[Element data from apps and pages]
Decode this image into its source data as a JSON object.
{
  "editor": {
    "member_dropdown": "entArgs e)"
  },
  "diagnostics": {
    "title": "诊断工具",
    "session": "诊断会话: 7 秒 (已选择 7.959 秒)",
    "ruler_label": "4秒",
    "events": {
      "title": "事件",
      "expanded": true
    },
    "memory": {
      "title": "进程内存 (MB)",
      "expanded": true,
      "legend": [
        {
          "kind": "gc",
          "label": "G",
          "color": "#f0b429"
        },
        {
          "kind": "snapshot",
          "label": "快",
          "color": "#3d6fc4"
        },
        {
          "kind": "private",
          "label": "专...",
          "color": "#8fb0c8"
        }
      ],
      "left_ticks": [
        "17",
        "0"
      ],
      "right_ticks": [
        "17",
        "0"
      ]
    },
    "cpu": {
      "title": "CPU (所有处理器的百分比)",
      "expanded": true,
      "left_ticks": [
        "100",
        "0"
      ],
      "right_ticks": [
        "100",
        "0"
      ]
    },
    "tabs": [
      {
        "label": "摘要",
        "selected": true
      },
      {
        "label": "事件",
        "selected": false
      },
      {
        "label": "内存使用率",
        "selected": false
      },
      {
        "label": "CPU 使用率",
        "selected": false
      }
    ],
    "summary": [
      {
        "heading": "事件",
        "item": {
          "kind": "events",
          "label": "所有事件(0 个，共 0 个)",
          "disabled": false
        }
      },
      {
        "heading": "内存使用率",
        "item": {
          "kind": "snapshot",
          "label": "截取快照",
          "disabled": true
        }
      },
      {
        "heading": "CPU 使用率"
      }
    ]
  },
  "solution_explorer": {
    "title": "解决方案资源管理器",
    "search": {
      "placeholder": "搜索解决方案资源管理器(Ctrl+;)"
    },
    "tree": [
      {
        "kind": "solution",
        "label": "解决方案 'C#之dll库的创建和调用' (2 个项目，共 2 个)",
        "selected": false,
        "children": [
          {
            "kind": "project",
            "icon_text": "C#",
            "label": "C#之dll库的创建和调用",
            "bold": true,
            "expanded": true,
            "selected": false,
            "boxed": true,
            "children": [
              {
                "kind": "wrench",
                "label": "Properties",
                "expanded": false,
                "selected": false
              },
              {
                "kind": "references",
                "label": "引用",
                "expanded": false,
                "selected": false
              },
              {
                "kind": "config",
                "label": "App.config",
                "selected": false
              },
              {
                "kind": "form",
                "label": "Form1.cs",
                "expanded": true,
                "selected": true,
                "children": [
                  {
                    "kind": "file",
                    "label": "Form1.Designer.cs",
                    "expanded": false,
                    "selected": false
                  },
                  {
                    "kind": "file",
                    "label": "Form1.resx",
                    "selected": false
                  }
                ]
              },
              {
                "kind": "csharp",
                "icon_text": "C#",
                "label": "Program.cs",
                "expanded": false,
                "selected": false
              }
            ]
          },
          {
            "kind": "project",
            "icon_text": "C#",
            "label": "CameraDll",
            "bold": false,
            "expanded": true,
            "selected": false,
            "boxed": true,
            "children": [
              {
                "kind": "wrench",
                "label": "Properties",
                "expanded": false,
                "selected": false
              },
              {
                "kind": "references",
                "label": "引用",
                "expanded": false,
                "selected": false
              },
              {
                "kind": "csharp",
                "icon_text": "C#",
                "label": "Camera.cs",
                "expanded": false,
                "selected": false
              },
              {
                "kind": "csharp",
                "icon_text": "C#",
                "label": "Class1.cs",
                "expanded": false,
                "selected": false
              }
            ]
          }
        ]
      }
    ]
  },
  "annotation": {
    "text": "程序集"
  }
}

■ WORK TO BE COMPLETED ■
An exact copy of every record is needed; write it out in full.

■ SOLUTION FOR THIS TASK ■
Decode this image into its source data as a JSON object.
{
  "editor": {
    "member_dropdown": "entArgs e)"
  },
  "diagnostics": {
    "title": "诊断工具",
    "session": "诊断会话: 7 秒 (已选择 7.959 秒)",
    "ruler_label": "4秒",
    "events": {
      "title": "事件",
      "expanded": true
    },
    "memory": {
      "title": "进程内存 (MB)",
      "expanded": true,
      "legend": [
        {
          "kind": "gc",
          "label": "G",
          "color": "#f0b429"
        },
        {
          "kind": "snapshot",
          "label": "快",
          "color": "#3d6fc4"
        },
        {
          "kind": "private",
          "label": "专...",
          "color": "#8fb0c8"
        }
      ],
      "left_ticks": [
        "17",
        "0"
      ],
      "right_ticks": [
        "17",
        "0"
      ]
    },
    "cpu": {
      "title": "CPU (所有处理器的百分比)",
      "expanded": true,
      "left_ticks": [
        "100",
        "0"
      ],
      "right_ticks": [
        "100",
        "0"
      ]
    },
    "tabs": [
      {
        "label": "摘要",
        "selected": true
      },
      {
        "label": "事件",
        "selected": false
      },
      {
        "label": "内存使用率",
        "selected": false
      },
      {
        "label": "CPU 使用率",
        "selected": false
      }
    ],
    "summary": [
      {
        "heading": "事件",
        "item": {
          "kind": "events",
          "label": "所有事件(0 个，共 0 个)",
          "disabled": false
        }
      },
      {
        "heading": "内存使用率",
        "item": {
          "kind": "snapshot",
          "label": "截取快照",
          "disabled": true
        }
      },
      {
        "heading": "CPU 使用率"
      }
    ]
  },
  "solution_explorer": {
    "title": "解决方案资源管理器",
    "search": {
      "placeholder": "搜索解决方案资源管理器(Ctrl+;)"
    },
    "tree": [
      {
        "kind": "solution",
        "label": "解决方案 'C#之dll库的创建和调用' (2 个项目，共 2 个)",
        "selected": false,
        "children": [
          {
            "kind": "project",
            "icon_text": "C#",
            "label": "C#之dll库的创建和调用",
            "bold": true,
            "expanded": true,
            "selected": false,
            "boxed": true,
            "children": [
              {
                "kind": "wrench",
                "label": "Properties",
                "expanded": false,
                "selected": false
              },
              {
                "kind": "references",
                "label": "引用",
                "expanded": false,
                "selected": false
              },
              {
                "kind": "config",
                "label": "App.config",
                "selected": false
              },
              {
                "kind": "form",
                "label": "Form1.cs",
                "expanded": true,
                "selected": true,
                "children": [
                  {
                    "kind": "file",
                    "label": "Form1.Designer.cs",
                    "expanded": false,
                    "selected": false
                  },
                  {
                    "kind": "file",
                    "label": "Form1.resx",
                    "selected": false
                  }
                ]
              },
              {
                "kind": "csharp",
                "icon_text": "C#",
                "label": "Program.cs",
                "expanded": false,
                "selected": false
              }
            ]
          },
          {
            "kind": "project",
            "icon_text": "C#",
            "label": "CameraDll",
            "bold": false,
            "expanded": true,
            "selected": false,
            "boxed": true,
            "children": [
              {
                "kind": "wrench",
                "label": "Properties",
                "expanded": false,
                "selected": false
              },
              {
                "kind": "references",
                "label": "引用",
                "expanded": false,
                "selected": false
              },
              {
                "kind": "csharp",
                "icon_text": "C#",
                "label": "Camera.cs",
                "expanded": false,
                "selected": false
              },
              {
                "kind": "csharp",
                "icon_text": "C#",
                "label": "Class1.cs",
                "expanded": false,
                "selected": false
              }
            ]
          }
        ]
      }
    ]
  },
  "annotation": {
    "text": "程序集"
  }
}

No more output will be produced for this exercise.